- What it means for you: While you’re prioritizing and optimizing your digital experience, don’t neglect the values that made you a success in the first place. After all, traits like integrity, transparency and personable service can give you a win with every generation.
No matter which demographics make up your customer and prospect base, CCG’s financial marketing experts can help you identify them, understand them and effectively communicate with them. Put CCG’s four decades of expertise to work for you. Schedule a free consultation with a financial strategist or call 800.525.0313.
- “Digital Enablement for Retail Banking,” The Nielsen Company, posted Nov. 25, 2014, https://www.nielsen.com/us/en/insights/reports/2014/digital-enablement-for-retail-banking.html, accessed Nov. 19, 2018
- “Banking on the Mass Affluent: Millennials with Money,” Lisa Joyce, The Financial Brand, posted Sept. 18, 2017, https://thefinancialbrand.com/67492/banking-mass-affluent-millennials/, accessed Nov. 19, 2018
- “Gen Xers get no respect!” Mary Ellen Georgas-Tellefsen, ABA Bank Marketing, posted Aug. 18, 2017, https://ababankmarketing.com/insights/gen-xers-get-no-respect/, accessed Nov. 9, 2018
- “Targeting and Serving the Mass Affluent Client,” BAI Retail Delivery presentation, posted Nov. 13, 2014, http://docplayer.net/9551061-Targeting-and-serving-the-mass-affluent-client-november-13-2014.html, accessed Nov. 19, 2018
- “It’s Official: Rich People Are Relying on Their Rich Parents,” Tanza Loudenback, BusinessInsider.com, posted June 7, 2018, https://www.businessinsider.com/merrill-lynch-survey-millennials-gen-z-rely-on-inheritance-2018-6, accessed Nov. 12, 2018
- “Banks Face Digital Divide Between Millennials, Gen X,” Tanya Gazdik, MediaPost.com, posted April 30, 2018, https://www.mediapost.com/publications/article/318424/banks-face-digital-divide-between-millennials-gen.html, accessed Nov. 19, 2018
- “Accenture: Gen Z Embraces Mobile Banking and Frequent Branch Visits,” Robert Williams, MobileMarketer.com, posted Oct. 18, 2017, https://www.mobilemarketer.com/news/accenture-gen-z-embraces-mobile-banking-and-frequent-branch-visits/507548/, accessed Nov. 19, 2018
- “Winning Millennials, Gen X and Boomers in a Digital World,” MX.com, https://www.mx.com/resources/2015/5/7/winning-millennials-gen-x-boomers-in-a-digital-world, accessed Nov. 9, 2018

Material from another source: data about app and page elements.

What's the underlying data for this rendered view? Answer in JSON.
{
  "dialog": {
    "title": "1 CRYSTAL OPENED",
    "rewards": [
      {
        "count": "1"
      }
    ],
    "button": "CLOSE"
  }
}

- “Gen Z Comes of Age in the Age of Digital Banking,” Andrew Vahrenkamp, ATMMarketplace.com, posted June 15, 2018, https://www.atmmarketplace.com/blogs/gen-z-comes-of-age-in-the-age-of-digital-banking/, accessed Nov. 8, 2018

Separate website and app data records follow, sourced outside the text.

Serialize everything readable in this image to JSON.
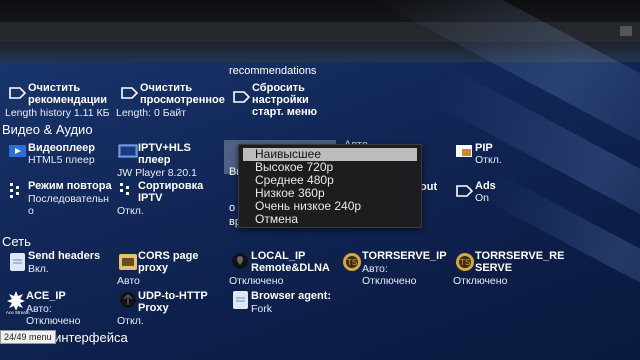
{
  "top_cut": "recommendations",
  "row1": [
    {
      "title": "Очистить\nрекомендации",
      "sub": "Length history 1.11 КБ"
    },
    {
      "title": "Очистить\nпросмотренное",
      "sub": "Length: 0 Байт"
    },
    {
      "title": "Сбросить\nнастройки\nстарт. меню",
      "sub": ""
    }
  ],
  "section_video": "Видео & Аудио",
  "video_items": [
    {
      "title": "Видеоплеер",
      "sub": "HTML5 плеер"
    },
    {
      "title": "IPTV+HLS\nплеер",
      "sub": "JW Player 8.20.1"
    },
    {
      "title": "PIP",
      "sub": "Откл."
    },
    {
      "title": "Режим повтора",
      "sub": "Последовательн\nо"
    },
    {
      "title": "Сортировка\nIPTV",
      "sub": "Откл."
    },
    {
      "title": "Ads",
      "sub": "On"
    }
  ],
  "hidden_bits": {
    "left_cut": "Вы",
    "left_cut2": "вр",
    "right_cut": "out",
    "top_cut2": "Авто ..."
  },
  "popup": {
    "options": [
      "Наивысшее",
      "Высокое 720p",
      "Среднее 480p",
      "Низкое 360p",
      "Очень низкое 240p",
      "Отмена"
    ],
    "selected_index": 0
  },
  "section_network": "Сеть",
  "network_items": [
    {
      "title": "Send headers",
      "sub": "Вкл."
    },
    {
      "title": "CORS page\nproxy",
      "sub": "Авто"
    },
    {
      "title": "LOCAL_IP\nRemote&DLNA",
      "sub": "Отключено"
    },
    {
      "title": "TORRSERVE_IP",
      "sub": "Авто:\nОтключено"
    },
    {
      "title": "TORRSERVE_RE\nSERVE",
      "sub": "Отключено"
    },
    {
      "title": "ACE_IP",
      "sub": "Авто:\nОтключено",
      "logo_text": "Ace Stream"
    },
    {
      "title": "UDP-to-HTTP\nProxy",
      "sub": "Откл."
    },
    {
      "title": "Browser agent:",
      "sub": "Fork"
    }
  ],
  "section_interface_cut": "йка интерфейса",
  "pager": "24/49 menu",
  "colors": {
    "popup_bg": "#1d1d1f",
    "popup_selected": "#bcbcbc",
    "bg_dark": "#0d1f4a",
    "bg_light": "#1c3a73"
  }
}
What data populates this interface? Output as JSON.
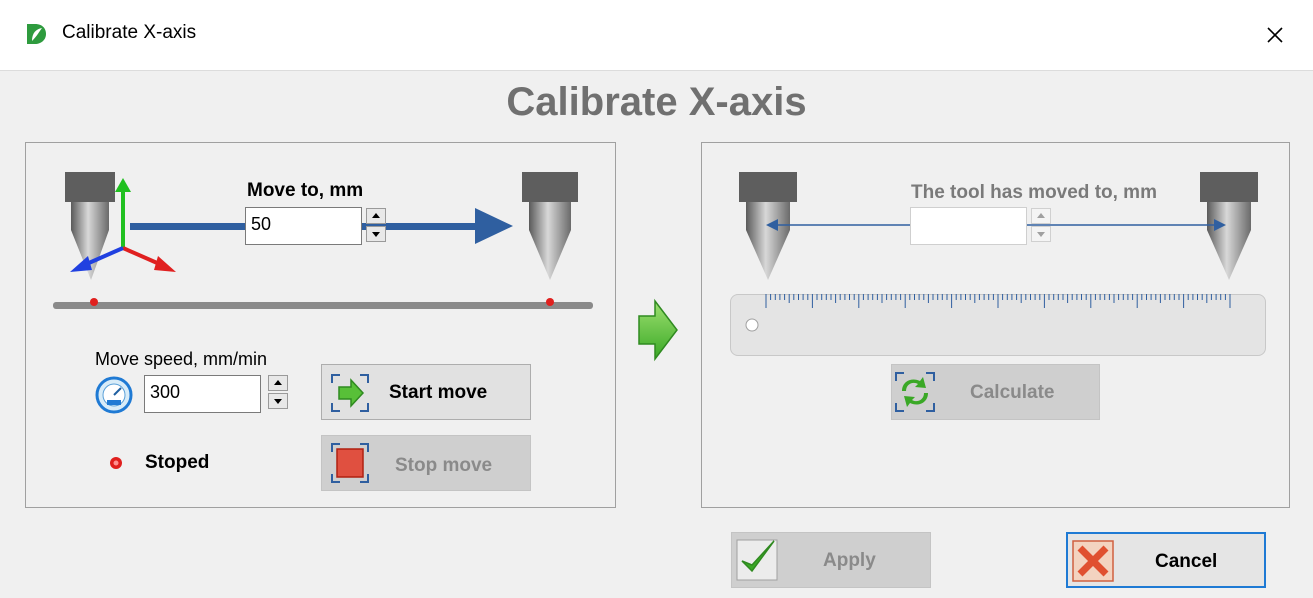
{
  "window": {
    "title": "Calibrate X-axis"
  },
  "heading": "Calibrate X-axis",
  "move_panel": {
    "move_to_label": "Move to, mm",
    "move_to_value": "50",
    "speed_label": "Move speed, mm/min",
    "speed_value": "300",
    "start_label": "Start move",
    "stop_label": "Stop move",
    "status_text": "Stoped",
    "status_color": "#e0201e"
  },
  "measure_panel": {
    "moved_label": "The tool has moved to, mm",
    "moved_value": "",
    "calculate_label": "Calculate"
  },
  "footer": {
    "apply_label": "Apply",
    "cancel_label": "Cancel"
  },
  "colors": {
    "arrow_blue": "#2f5fa0",
    "heading_gray": "#707070",
    "focus_border": "#1f7ad4"
  }
}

- “Digitally Engaging the Mass Affluent,” Katie Kuehner-Hebert, BAI.org, posted Oct. 1, 2014, https://www.bai.org/banking-strategies/article-detail/digitally-engaging-the-mass-affluent, accessed Nov. 8, 2018